This article looks at the use of ion exchange water softeners. It explains what they are, how they work to combat the effects of hard water, and how the effectiveness of the ion exchange process can be maintained to ensure softened water remains on tap.
This article looks at the potential health effects of drinking softened water. It explains how water softeners work, where they are used and considers some of the potential health concerns, highlighting a number of specific circumstances where softened water should be avoided. It concludes with some practical advice for those in hard water areas.
In this article the industrial water specialists at Water Treatment Services investigate the link between legionella, hard water and limescale; asking the question… does hard water increase the risks from Legionella bacteria both at home and in the workplace? The guide explains what hard water is and how it can cause problems in water systems, where it can be found in the UK, if the build-up of scale or limescale increases the risks posed by Legionella bacteria, and what can be done to control its impact.
Water softeners are special pieces of equipment that help to soften water, and are especially useful in hard water areas. If you live in a hard water area and go on holiday to an area with softened water, you will notice a significant difference. Softened water makes it easier to shampoo your hair – with very little shampoo needed. It creates lots of bubbles in your bath, with very little bubble bath added.
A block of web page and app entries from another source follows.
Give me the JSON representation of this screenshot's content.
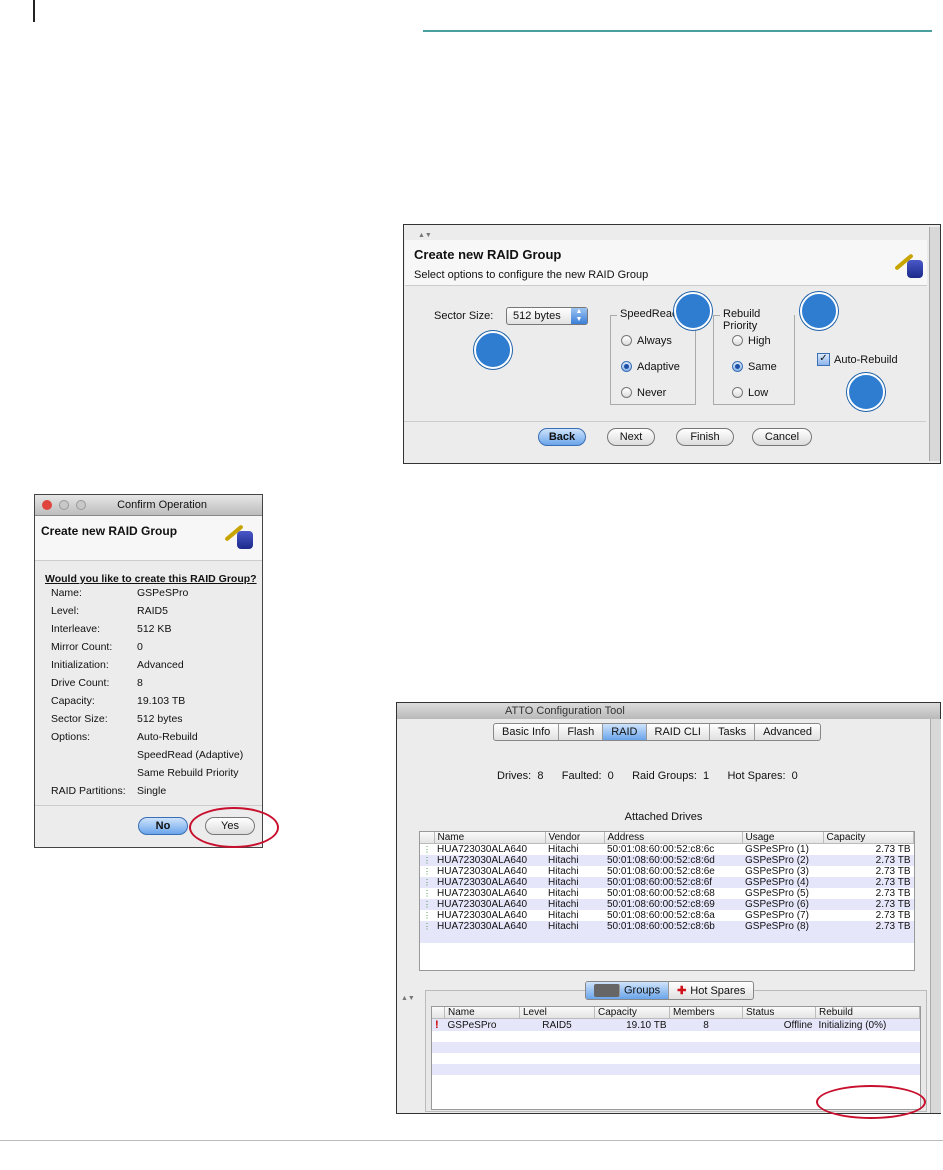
{
  "wizard": {
    "title": "Create new RAID Group",
    "subtitle": "Select options to configure the new RAID Group",
    "sector_label": "Sector Size:",
    "sector_value": "512 bytes",
    "speedread_legend": "SpeedRead",
    "speedread_options": [
      "Always",
      "Adaptive",
      "Never"
    ],
    "rebuild_legend": "Rebuild Priority",
    "rebuild_options": [
      "High",
      "Same",
      "Low"
    ],
    "auto_rebuild": "Auto-Rebuild",
    "buttons": {
      "back": "Back",
      "next": "Next",
      "finish": "Finish",
      "cancel": "Cancel"
    }
  },
  "confirm": {
    "window_title": "Confirm Operation",
    "title": "Create new RAID Group",
    "question": "Would you like to create this RAID Group?",
    "rows": [
      {
        "k": "Name:",
        "v": "GSPeSPro"
      },
      {
        "k": "Level:",
        "v": "RAID5"
      },
      {
        "k": "Interleave:",
        "v": "512 KB"
      },
      {
        "k": "Mirror Count:",
        "v": "0"
      },
      {
        "k": "Initialization:",
        "v": "Advanced"
      },
      {
        "k": "Drive Count:",
        "v": "8"
      },
      {
        "k": "Capacity:",
        "v": "19.103 TB"
      },
      {
        "k": "Sector Size:",
        "v": "512 bytes"
      },
      {
        "k": "Options:",
        "v": "Auto-Rebuild"
      },
      {
        "k": "",
        "v": "SpeedRead (Adaptive)"
      },
      {
        "k": "",
        "v": "Same Rebuild Priority"
      },
      {
        "k": "RAID Partitions:",
        "v": "Single"
      }
    ],
    "no": "No",
    "yes": "Yes"
  },
  "tool": {
    "window_title": "ATTO Configuration Tool",
    "tabs": [
      "Basic Info",
      "Flash",
      "RAID",
      "RAID CLI",
      "Tasks",
      "Advanced"
    ],
    "selected_tab": "RAID",
    "summary": "Drives:  8      Faulted:  0      Raid Groups:  1      Hot Spares:  0",
    "drives_heading": "Attached Drives",
    "drive_headers": [
      "Name",
      "Vendor",
      "Address",
      "Usage",
      "Capacity"
    ],
    "drives": [
      [
        "HUA723030ALA640",
        "Hitachi",
        "50:01:08:60:00:52:c8:6c",
        "GSPeSPro (1)",
        "2.73 TB"
      ],
      [
        "HUA723030ALA640",
        "Hitachi",
        "50:01:08:60:00:52:c8:6d",
        "GSPeSPro (2)",
        "2.73 TB"
      ],
      [
        "HUA723030ALA640",
        "Hitachi",
        "50:01:08:60:00:52:c8:6e",
        "GSPeSPro (3)",
        "2.73 TB"
      ],
      [
        "HUA723030ALA640",
        "Hitachi",
        "50:01:08:60:00:52:c8:6f",
        "GSPeSPro (4)",
        "2.73 TB"
      ],
      [
        "HUA723030ALA640",
        "Hitachi",
        "50:01:08:60:00:52:c8:68",
        "GSPeSPro (5)",
        "2.73 TB"
      ],
      [
        "HUA723030ALA640",
        "Hitachi",
        "50:01:08:60:00:52:c8:69",
        "GSPeSPro (6)",
        "2.73 TB"
      ],
      [
        "HUA723030ALA640",
        "Hitachi",
        "50:01:08:60:00:52:c8:6a",
        "GSPeSPro (7)",
        "2.73 TB"
      ],
      [
        "HUA723030ALA640",
        "Hitachi",
        "50:01:08:60:00:52:c8:6b",
        "GSPeSPro (8)",
        "2.73 TB"
      ]
    ],
    "group_tabs": {
      "groups": "Groups",
      "hot_spares": "Hot Spares"
    },
    "group_headers": [
      "Name",
      "Level",
      "Capacity",
      "Members",
      "Status",
      "Rebuild"
    ],
    "group_row": [
      "GSPeSPro",
      "RAID5",
      "19.10 TB",
      "8",
      "Offline",
      "Initializing (0%)"
    ]
  },
  "colors": {
    "accent": "#2e7dd1",
    "callout": "#c8102e",
    "rule": "#4a9f9f"
  }
}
You’ll also notice far less scale in your kettle and in taps and pipework.
The problems caused by limescale, or hard water scale are all too familiar to most of us who live and work in hard water areas.
Limescale is that chalky off-white coating of calcium carbonate that irritatingly builds-up on taps, shower heads, inside kettles and coats the internal surfaces of pipes, boilers, radiators and the like.